Transcription by Kate Atkinson
Juliet Armstrong is a dissatisfied radio producer in a 1950s London that is recovering from the war as much as she is. During World War Two, Juliet was conscripted into service, transcribing conversations between an MI5 agent and a ring of suspected German sympathizers. The seemingly dull work quickly plunged Juliet into a treacherous world of code words and secret meetings where Juliet herself was sent into the field. These moments of intrigue and romance feel like a lifetime ago as Juliet trudges through her commute, her job and her new life. But as Juliet and the rest of London find ways to return to normal, her routine is upended by an encounter with a mysterious man from her past life.
Haunted by the relationships and actions of her past and facing a very real threat in the present, Juliet cannot escape the repercussions of her work for the government. With no other choice, Juliet is quickly pulled back into the life of espionage she thought she’d left behind. Kate Atkinson’s latest novel brings mid-century London to life in a gripping tale of deception and consequences.
Well it is official! I am a Kate Atkinson fan! I now need to run out and buy all of her books. I am blown-away by the characters that she is able to create. Juliet Armstrong is one of the most read characters that I have ever read. She manages to be flawed but still likeable. She is very naive and she is all the more relatable because of that. It was interesting to see WWII from this perspective.
This is story less about the war itself and more about the people who are left behind and are trying to make sense out of their new reality. There was also moments of dry and witty humour throughout the story, which was refreshing. All of these characters can be very petty, selfish, and egotistic, which makes for an interesting dynamic.
There is a subplot involving a character named Perry that I will not go in to detail about because it will be a spoiler, but I really enjoyed it and found it to be interesting.
I enjoyed the fact that the story is told in three timelines, so we get to see Juliet in different times during her life, both during and after the war. I will say that I found that chapters that took place during the war to be much more fast-paced and interesting, but I think that the other timelines were needed to add more context to the story.

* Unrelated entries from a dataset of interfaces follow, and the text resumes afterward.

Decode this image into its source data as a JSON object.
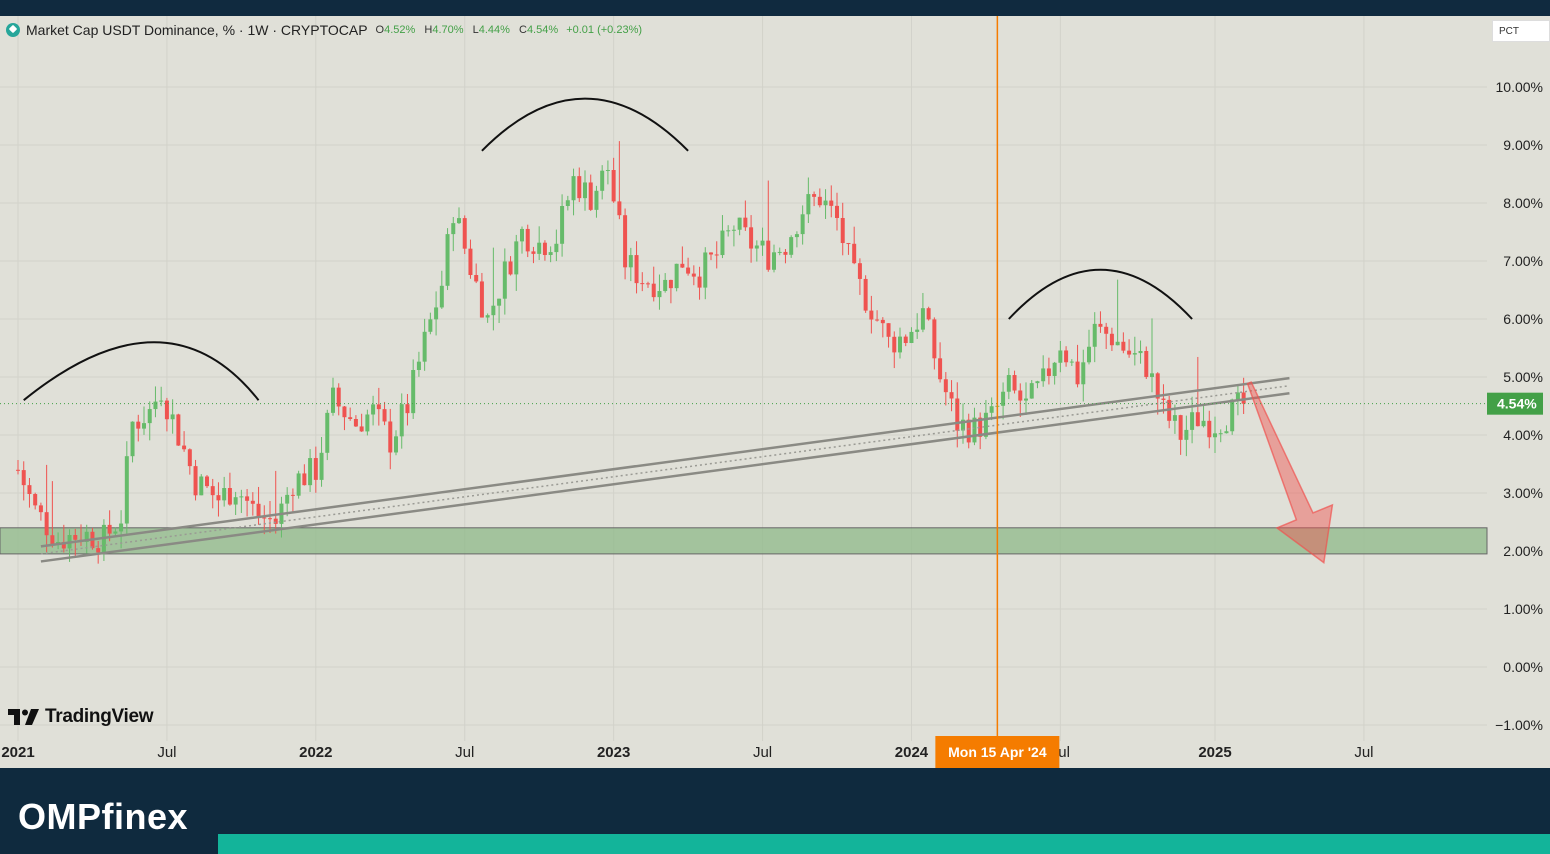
{
  "legend": {
    "symbol_icon": "tether-diamond-icon",
    "title": "Market Cap USDT Dominance, % · 1W · CRYPTOCAP",
    "o_label": "O",
    "o_value": "4.52%",
    "h_label": "H",
    "h_value": "4.70%",
    "l_label": "L",
    "l_value": "4.44%",
    "c_label": "C",
    "c_value": "4.54%",
    "change": "+0.01 (+0.23%)"
  },
  "scale_mode": "PCT",
  "branding": {
    "tradingview": "TradingView",
    "site": "OMPfinex"
  },
  "colors": {
    "up": "#66bb6a",
    "down": "#ef5350",
    "price_label": "#43a047",
    "crosshair": "#f57c00",
    "zone": "#8fb98a",
    "footer_bg": "#0f2a3e",
    "footer_accent": "#13b49a"
  },
  "chart_data": {
    "type": "candlestick",
    "title": "Market Cap USDT Dominance, % · 1W · CRYPTOCAP",
    "timeframe": "1W",
    "ylim": [
      -1.0,
      10.5
    ],
    "y_ticks": [
      "10.00%",
      "9.00%",
      "8.00%",
      "7.00%",
      "6.00%",
      "5.00%",
      "4.00%",
      "3.00%",
      "2.00%",
      "1.00%",
      "0.00%",
      "−1.00%"
    ],
    "x_ticks": [
      "2021",
      "Jul",
      "2022",
      "Jul",
      "2023",
      "Jul",
      "2024",
      "Jul",
      "2025",
      "Jul"
    ],
    "current_price_label": "4.54%",
    "crosshair_date_label": "Mon 15 Apr '24",
    "crosshair_date": "2024-04-15",
    "weekly_close_path": [
      [
        "2021-01-04",
        3.4
      ],
      [
        "2021-01-25",
        2.7
      ],
      [
        "2021-02-22",
        2.2
      ],
      [
        "2021-03-22",
        2.3
      ],
      [
        "2021-04-19",
        2.2
      ],
      [
        "2021-05-10",
        2.6
      ],
      [
        "2021-05-24",
        4.2
      ],
      [
        "2021-06-14",
        4.4
      ],
      [
        "2021-06-28",
        4.8
      ],
      [
        "2021-07-19",
        4.0
      ],
      [
        "2021-08-09",
        3.2
      ],
      [
        "2021-09-06",
        2.9
      ],
      [
        "2021-09-27",
        3.1
      ],
      [
        "2021-10-25",
        2.6
      ],
      [
        "2021-11-15",
        2.5
      ],
      [
        "2021-12-06",
        3.2
      ],
      [
        "2022-01-03",
        3.4
      ],
      [
        "2022-01-24",
        4.6
      ],
      [
        "2022-02-21",
        4.2
      ],
      [
        "2022-03-14",
        4.4
      ],
      [
        "2022-04-04",
        3.9
      ],
      [
        "2022-04-25",
        4.5
      ],
      [
        "2022-05-16",
        5.6
      ],
      [
        "2022-06-06",
        6.6
      ],
      [
        "2022-06-20",
        7.9
      ],
      [
        "2022-07-11",
        6.9
      ],
      [
        "2022-08-01",
        6.0
      ],
      [
        "2022-08-22",
        6.8
      ],
      [
        "2022-09-12",
        7.5
      ],
      [
        "2022-10-03",
        7.3
      ],
      [
        "2022-10-24",
        7.4
      ],
      [
        "2022-11-14",
        8.4
      ],
      [
        "2022-12-05",
        8.1
      ],
      [
        "2022-12-26",
        8.6
      ],
      [
        "2023-01-16",
        7.0
      ],
      [
        "2023-02-06",
        6.7
      ],
      [
        "2023-03-06",
        6.6
      ],
      [
        "2023-03-27",
        7.0
      ],
      [
        "2023-04-17",
        6.8
      ],
      [
        "2023-05-08",
        7.1
      ],
      [
        "2023-05-29",
        7.6
      ],
      [
        "2023-06-19",
        7.3
      ],
      [
        "2023-07-10",
        7.1
      ],
      [
        "2023-07-31",
        7.3
      ],
      [
        "2023-08-21",
        7.9
      ],
      [
        "2023-09-11",
        8.1
      ],
      [
        "2023-10-02",
        7.7
      ],
      [
        "2023-10-23",
        6.7
      ],
      [
        "2023-11-13",
        6.2
      ],
      [
        "2023-12-04",
        5.6
      ],
      [
        "2023-12-25",
        5.7
      ],
      [
        "2024-01-15",
        6.1
      ],
      [
        "2024-02-05",
        5.0
      ],
      [
        "2024-02-26",
        4.2
      ],
      [
        "2024-03-18",
        4.1
      ],
      [
        "2024-04-08",
        4.3
      ],
      [
        "2024-04-29",
        4.8
      ],
      [
        "2024-05-20",
        4.5
      ],
      [
        "2024-06-10",
        4.9
      ],
      [
        "2024-07-01",
        5.6
      ],
      [
        "2024-07-22",
        5.0
      ],
      [
        "2024-08-12",
        5.8
      ],
      [
        "2024-09-02",
        5.7
      ],
      [
        "2024-09-23",
        5.4
      ],
      [
        "2024-10-14",
        5.2
      ],
      [
        "2024-11-04",
        4.4
      ],
      [
        "2024-11-25",
        4.0
      ],
      [
        "2024-12-16",
        4.3
      ],
      [
        "2025-01-06",
        4.2
      ],
      [
        "2025-01-27",
        4.4
      ],
      [
        "2025-02-10",
        4.54
      ]
    ],
    "drawings": {
      "support_zone": {
        "from": 1.95,
        "to": 2.4
      },
      "rising_channel": {
        "start": [
          "2021-02-01",
          1.95
        ],
        "end": [
          "2025-04-07",
          4.85
        ],
        "width": 0.13
      },
      "arcs": [
        {
          "from": "2021-01-11",
          "peak": "2021-07-05",
          "to": "2021-10-25",
          "base": 4.6,
          "top": 5.6
        },
        {
          "from": "2022-07-25",
          "peak": "2022-11-28",
          "to": "2023-04-03",
          "base": 8.9,
          "top": 9.8
        },
        {
          "from": "2024-04-29",
          "peak": "2024-08-19",
          "to": "2024-12-09",
          "base": 6.0,
          "top": 6.85
        }
      ],
      "projection_arrow": {
        "from": [
          "2025-02-17",
          4.9
        ],
        "to": [
          "2025-05-19",
          1.8
        ]
      }
    }
  }
}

Transcription can be slow-paced, which I actually enjoy, but if you are looking for a spy novel with a lot of action this isn’t it. Juliet’s role as a spy is what she or I imagined.
“Choice, it seemed, was one of the first casualties of war.”
“It was the war, Juliet thought, remembering the photograph of the flamingo’s creased wife, it has made refugees of us all.”
“The world is a comedy to those that think; a tragedy to those that feel,”
Thank you to Penguin Random House Canada for sending me a copy of Transcription in exchange for an honest review.